The uninsured rate in the U.S. has experienced its biggest drop in about four decades. And new data from the Obama administration shows a broad effect on a variety of income and demographic groups, including young people, African-Americans, and Latinos.
About five years after the Affordable Care Act passed into law, the administration says that 16.4 million people have gained health coverage from its provisions.
That includes 14.1 million people who have obtained coverage through private insurance exchanges or through the law's expansion of the federal Medicaid program, as well as about 2.3 million young people aged 19-25 who were newly able to stay on their parents' plans until age 26.
The uninsured rate among those young adults has fallen nearly 8 percentage points since the law was passed. Here's a look (chart via the Department of Health and Human Services):
Signing up young people into plans is crucial for the law, which needs them to balance out the older, sicker population to help maintain lower overall costs. In total, the administration says about 5.7 million young adults aged 19-25 gained coverage over the past five years.
Latinos have been the administration's main target in enrollment-outreach efforts.

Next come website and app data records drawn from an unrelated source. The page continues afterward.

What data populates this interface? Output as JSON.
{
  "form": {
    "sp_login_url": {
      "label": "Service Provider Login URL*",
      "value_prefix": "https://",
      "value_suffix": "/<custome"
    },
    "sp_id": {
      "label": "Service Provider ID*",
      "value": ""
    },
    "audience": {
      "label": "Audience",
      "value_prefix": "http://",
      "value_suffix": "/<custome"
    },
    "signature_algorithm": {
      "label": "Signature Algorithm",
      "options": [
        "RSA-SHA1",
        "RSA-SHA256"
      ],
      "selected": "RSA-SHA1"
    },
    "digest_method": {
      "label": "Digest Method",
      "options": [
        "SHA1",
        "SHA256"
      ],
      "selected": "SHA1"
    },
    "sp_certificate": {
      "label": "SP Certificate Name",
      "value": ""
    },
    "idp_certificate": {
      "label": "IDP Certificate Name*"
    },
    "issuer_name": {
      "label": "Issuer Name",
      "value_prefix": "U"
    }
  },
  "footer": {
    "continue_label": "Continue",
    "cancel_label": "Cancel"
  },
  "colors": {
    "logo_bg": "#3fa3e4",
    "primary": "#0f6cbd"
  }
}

Closing the coverage gap between white and minority populations in the near-term is also important to the law’s goals. An Urban Institute study released last year found that if all states adopt the law’s expansion of Medicaid, the uninsured rate among Latinos would plunge to near 15 percent.
It's not there now, but the drop in the uninsured rate among Latinos has been the most staggering across one demographic group. It plunged 12.3 percent, dropping the overall Latino uninsured rate from 41.8 percent to below 30 percent. Among African-Americans, the uninsured rate declined by a bit more than 9 percent:
The Affordable Care Act is at the center of a major case in front of the Supreme Court that could see millions of Americans potentially lose their insurance subsidies. The Obama administration says more than 85 percent of the generally lower-income population that has signed up for health insurance through the exchanges has received a government subsidy to help pay for the cost of the insurance.
Brett LoGiurato is the senior national political correspondent at Fusion, where he covers all things 2016. He'll give you everything you need to know about politics, with a healthy side of puns.